Source material:
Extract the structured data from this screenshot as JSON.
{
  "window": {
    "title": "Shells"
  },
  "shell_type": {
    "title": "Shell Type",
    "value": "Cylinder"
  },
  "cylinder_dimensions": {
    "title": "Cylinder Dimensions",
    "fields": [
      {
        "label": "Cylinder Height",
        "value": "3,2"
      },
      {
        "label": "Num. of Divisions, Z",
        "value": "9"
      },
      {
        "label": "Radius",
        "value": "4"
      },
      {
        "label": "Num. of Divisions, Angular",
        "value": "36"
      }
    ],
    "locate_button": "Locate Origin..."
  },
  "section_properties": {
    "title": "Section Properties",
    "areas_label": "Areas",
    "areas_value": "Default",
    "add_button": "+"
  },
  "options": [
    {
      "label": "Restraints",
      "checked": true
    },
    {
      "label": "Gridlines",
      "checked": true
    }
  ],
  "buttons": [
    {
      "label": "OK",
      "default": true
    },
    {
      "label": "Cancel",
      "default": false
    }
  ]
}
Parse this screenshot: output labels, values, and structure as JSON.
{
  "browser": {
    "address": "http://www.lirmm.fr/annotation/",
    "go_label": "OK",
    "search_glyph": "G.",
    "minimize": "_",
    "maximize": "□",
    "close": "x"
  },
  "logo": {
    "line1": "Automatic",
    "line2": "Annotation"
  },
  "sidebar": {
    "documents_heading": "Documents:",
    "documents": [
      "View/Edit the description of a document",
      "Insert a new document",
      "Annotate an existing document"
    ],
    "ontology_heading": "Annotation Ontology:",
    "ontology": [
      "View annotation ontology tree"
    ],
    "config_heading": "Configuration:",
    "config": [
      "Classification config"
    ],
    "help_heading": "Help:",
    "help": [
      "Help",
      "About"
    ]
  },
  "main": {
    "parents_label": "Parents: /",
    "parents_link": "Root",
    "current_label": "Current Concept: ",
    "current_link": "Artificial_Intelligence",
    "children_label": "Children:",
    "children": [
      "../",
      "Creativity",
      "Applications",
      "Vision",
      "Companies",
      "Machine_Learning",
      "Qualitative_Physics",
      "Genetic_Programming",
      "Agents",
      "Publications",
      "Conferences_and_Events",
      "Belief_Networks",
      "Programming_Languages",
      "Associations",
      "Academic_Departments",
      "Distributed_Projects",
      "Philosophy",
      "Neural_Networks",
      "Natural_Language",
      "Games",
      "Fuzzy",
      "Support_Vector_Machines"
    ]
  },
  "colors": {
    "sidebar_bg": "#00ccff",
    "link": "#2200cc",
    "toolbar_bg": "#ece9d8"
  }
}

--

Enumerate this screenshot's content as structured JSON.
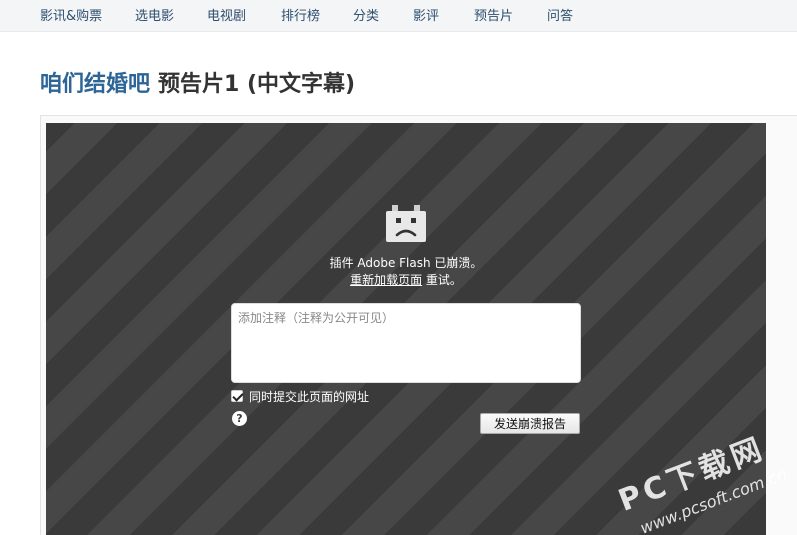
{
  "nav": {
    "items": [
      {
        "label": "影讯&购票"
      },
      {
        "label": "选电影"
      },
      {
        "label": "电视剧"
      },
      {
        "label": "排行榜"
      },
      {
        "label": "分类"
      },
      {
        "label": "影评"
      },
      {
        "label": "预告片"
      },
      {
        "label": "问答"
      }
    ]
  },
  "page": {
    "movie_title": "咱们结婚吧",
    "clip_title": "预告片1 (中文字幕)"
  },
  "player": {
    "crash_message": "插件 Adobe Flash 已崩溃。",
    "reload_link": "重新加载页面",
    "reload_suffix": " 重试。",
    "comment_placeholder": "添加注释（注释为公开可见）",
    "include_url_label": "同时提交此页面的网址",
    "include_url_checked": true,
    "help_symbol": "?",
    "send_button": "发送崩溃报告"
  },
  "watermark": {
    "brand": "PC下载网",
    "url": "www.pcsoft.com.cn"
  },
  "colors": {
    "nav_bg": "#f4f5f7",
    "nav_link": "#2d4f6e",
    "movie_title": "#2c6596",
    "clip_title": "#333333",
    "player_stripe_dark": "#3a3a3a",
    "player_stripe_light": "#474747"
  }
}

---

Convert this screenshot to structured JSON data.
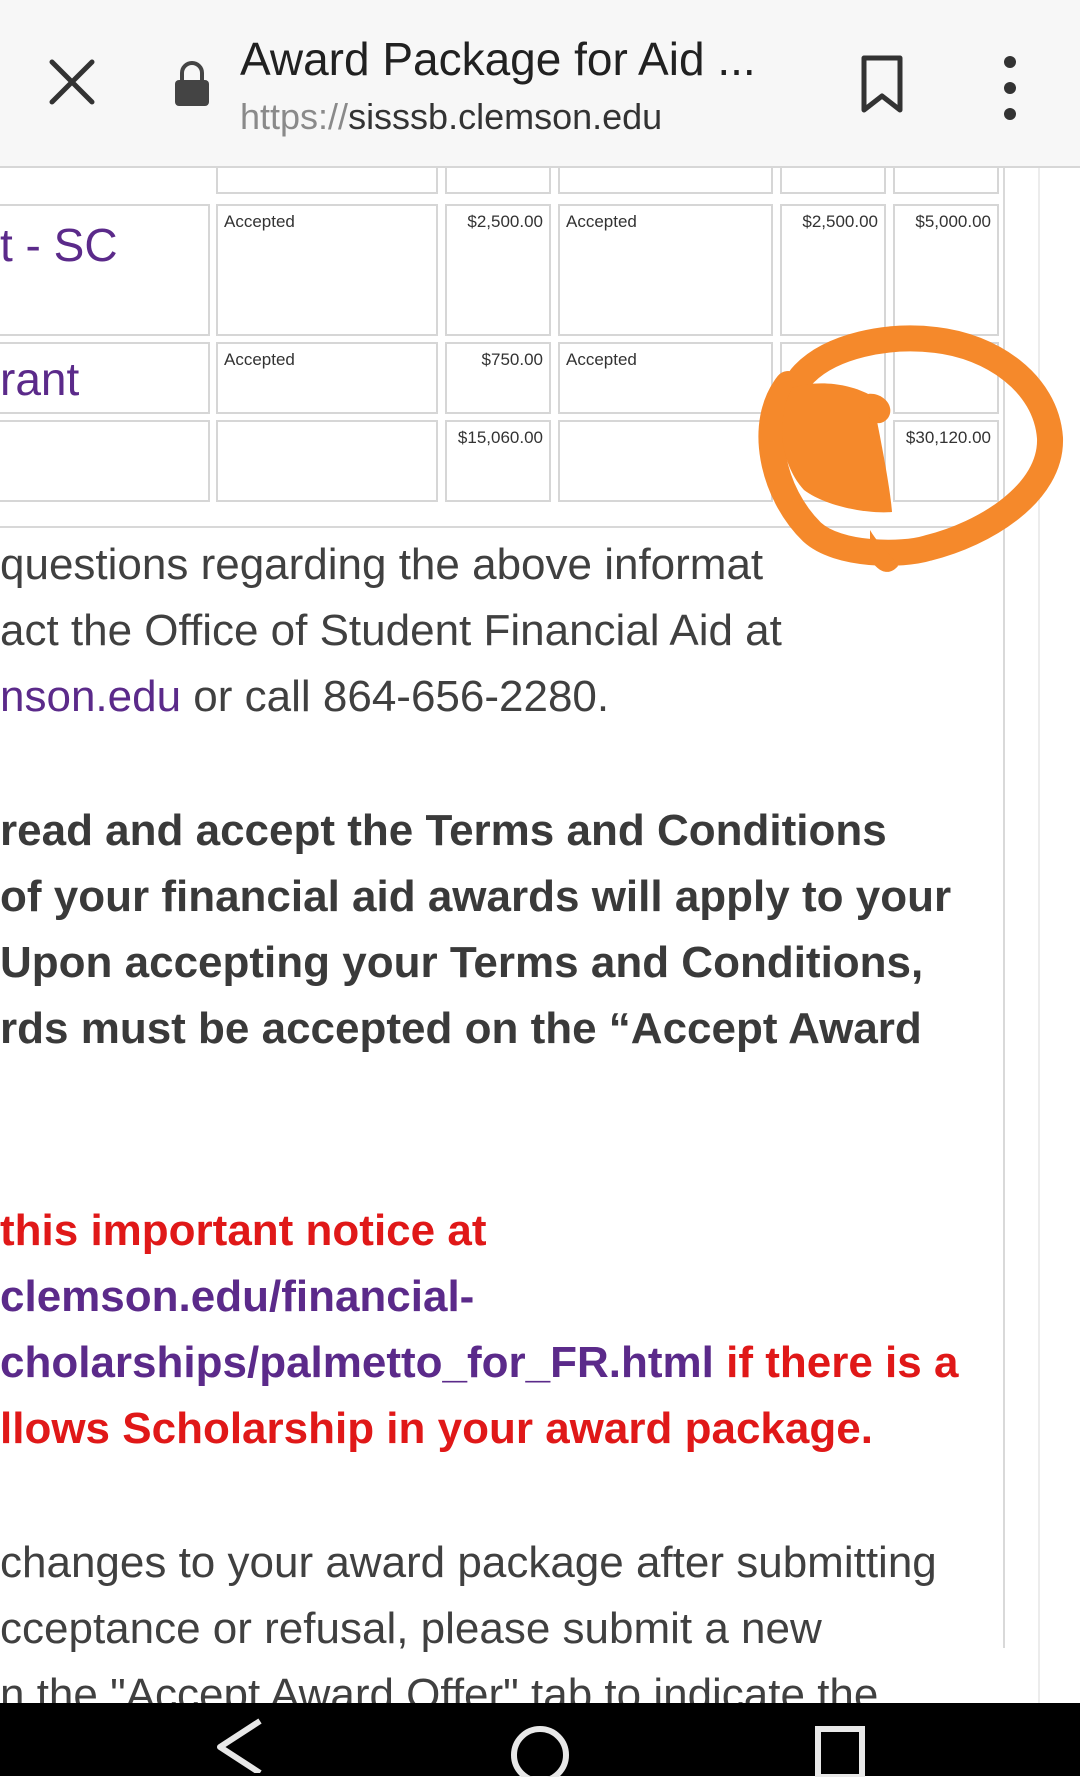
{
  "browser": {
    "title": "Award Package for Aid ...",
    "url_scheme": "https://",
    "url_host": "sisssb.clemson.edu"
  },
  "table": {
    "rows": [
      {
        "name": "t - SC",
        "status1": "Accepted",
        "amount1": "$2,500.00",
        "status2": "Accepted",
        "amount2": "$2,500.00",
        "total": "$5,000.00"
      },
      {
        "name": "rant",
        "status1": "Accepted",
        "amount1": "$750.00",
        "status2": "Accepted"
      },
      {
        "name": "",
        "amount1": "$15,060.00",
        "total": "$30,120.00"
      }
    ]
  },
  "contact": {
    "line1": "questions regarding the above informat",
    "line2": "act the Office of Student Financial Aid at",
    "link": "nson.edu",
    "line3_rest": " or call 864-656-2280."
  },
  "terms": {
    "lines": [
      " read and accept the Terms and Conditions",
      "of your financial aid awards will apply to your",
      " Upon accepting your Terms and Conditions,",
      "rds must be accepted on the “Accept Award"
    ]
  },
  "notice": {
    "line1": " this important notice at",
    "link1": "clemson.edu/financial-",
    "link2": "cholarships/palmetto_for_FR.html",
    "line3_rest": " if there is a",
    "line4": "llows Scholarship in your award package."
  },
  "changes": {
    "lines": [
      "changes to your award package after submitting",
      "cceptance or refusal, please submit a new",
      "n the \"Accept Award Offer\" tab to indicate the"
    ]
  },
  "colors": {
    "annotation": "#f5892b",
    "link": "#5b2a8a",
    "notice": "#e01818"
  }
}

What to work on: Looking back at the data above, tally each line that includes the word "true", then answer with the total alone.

Written reply: 4